1. This is definitely going to take some processing power/time. My program currently checks if z=a*a+b*b+c*c+d*d is prime, against the first 100k primes. First output was 2, 3, 640, 960 resulting in 1331213, which is greater than the 100,000th prime, but is not a prime. Was going to run any output against a prime checker, but I might as well just gather them and create a larger list later and just run as is. I also changed my m, max for a, b, c, d from 1k to 10k. There were 178 results for m=100, but none prime.

1, 4, 284, 1136 ~ 1371169 is my first output for m=10k, but it is not prime…. And there is a ton of output… lol great! I think this list is going to be massive. I should create a prime checker? Technically, the largest output would be 10 quintillion which is not prime, but from 1-10qt there are 279,238,341,033,925 primes… With a=1,b=4, m=10k, there are 289 results alone, with z= 1371169 to 105910289 ha….

I’ll get back to this in a long time.

2. Whoops, I guess Z would actually be less than 400,000,000. That helps, but I wrote parts of it anyway to help out. ^_^, but still if there were 1000 checks per second, it still would take 318k years to check with m at 10k

3. paul says:

As already pointed out by Daniel this will require a lot of computation time, however, There are a few things that will speed up the search. For the reciprocal part of the equation to be an integer the values of 3 of the terms need to be even and the last one odd, this alone gives a 16 x speed increase. But even with that in place results are not forthcoming so in these instances I like to see some output from my program instead of nothing for hours on end to which the following is output with the difference between the two terms is <= 10. The format is {a, b, c, d, left and right side of equation, the prime part and the difference} there is a near miss with a difference of 1 with {a, b, c, d} = 48,68,72,51. a<b<c<400, d<400

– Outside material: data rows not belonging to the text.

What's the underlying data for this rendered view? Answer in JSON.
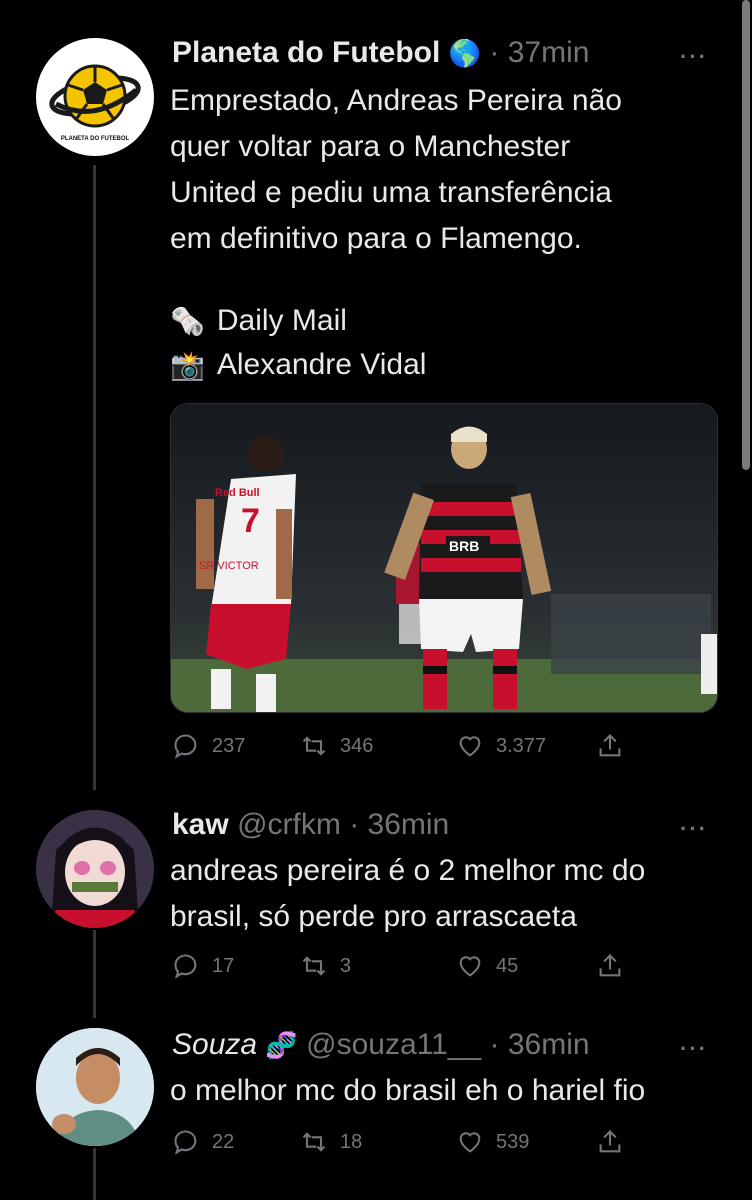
{
  "tweets": [
    {
      "name": "Planeta do Futebol",
      "badge": "🌎",
      "handle": "",
      "time": "· 37min",
      "text_lines": [
        "Emprestado, Andreas Pereira não",
        "quer voltar para o Manchester",
        "United e pediu uma transferência",
        "em definitivo para o Flamengo."
      ],
      "credits": [
        {
          "emoji": "🗞️",
          "text": "Daily Mail"
        },
        {
          "emoji": "📸",
          "text": "Alexandre Vidal"
        }
      ],
      "avatar_text": "PLANETA DO FUTEBOL",
      "image_text": {
        "sponsor": "BRB",
        "shirt_number": "7",
        "shirt_name": "SR VICTOR",
        "shirt_brand": "Red Bull"
      },
      "stats": {
        "replies": "237",
        "retweets": "346",
        "likes": "3.377"
      }
    },
    {
      "name": "kaw",
      "handle": "@crfkm",
      "time": "· 36min",
      "text_lines": [
        "andreas pereira é o 2 melhor mc do",
        "brasil, só perde pro arrascaeta"
      ],
      "stats": {
        "replies": "17",
        "retweets": "3",
        "likes": "45"
      }
    },
    {
      "name": "Souza",
      "badge": "🧬",
      "handle": "@souza11__",
      "time": "· 36min",
      "text_lines": [
        "o melhor mc do brasil eh o hariel fio"
      ],
      "stats": {
        "replies": "22",
        "retweets": "18",
        "likes": "539"
      }
    }
  ],
  "more_label": "···",
  "colors": {
    "background": "#000000",
    "text": "#e7e9ea",
    "muted": "#71767b",
    "flamengo_red": "#c8102e"
  },
  "icons": [
    "reply-icon",
    "retweet-icon",
    "like-icon",
    "share-icon",
    "more-icon"
  ]
}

{4,6,12,9,968,961,277,7}
{4,8,12,3,722,729,233,7}
{10,14,30,21,5618,5625,1637,7}
{12,18,20,15,4232,4225,1093,7}
{18,20,40,45,15125,15129,4349,4}
{20,56,60,21,24642,24649,7577,7}
{24,48,68,17,24642,24649,7793,7}
{30,42,50,35,24642,24649,6389,7}
{32,44,48,33,24642,24649,6353,7}
{40,50,56,35,32768,32761,8461,7}
{40,54,60,45,39605,39601,10141,4}
{42,48,56,63,43687,43681,11173,6}
{48,50,80,75,64000,64009,16829,9}
{48,68,72,51,57122,57121,14713,1}
{52,78,90,45,70227,70225,18913,2}
{60,76,120,95,123210,123201,32801,9}
{66,70,110,105,123210,123201,32381,9}
{76,108,114,81,143648,143641,36997,7}
{80,110,112,77,143648,143641,36973,7}
{88,124,132,93,190962,190969,49193,7}
{90,126,130,91,190962,190969,49157,7}
{100,112,120,105,190962,190969,47969,7}
{110,132,140,105,237160,237169,60149,9}
{116,328,348,123,837218,837225,257273,7}
{168,170,360,357,1113032,1113025,314173,7}
{168,194,336,291,978123,978121,263437,2}
{168,200,210,175,567000,567009,142949,9}
{170,190,228,255,710645,710649,182009,4}
{174,246,290,205,837218,837225,216917,7}
{216,306,312,221,1113032,1113025,286477,7}
{220,308,310,217,1113032,1113025,286453,7}
{234,260,270,225,978123,978121,245881,2}
{240,272,288,255,1113032,1113025,279553,7}

Paul.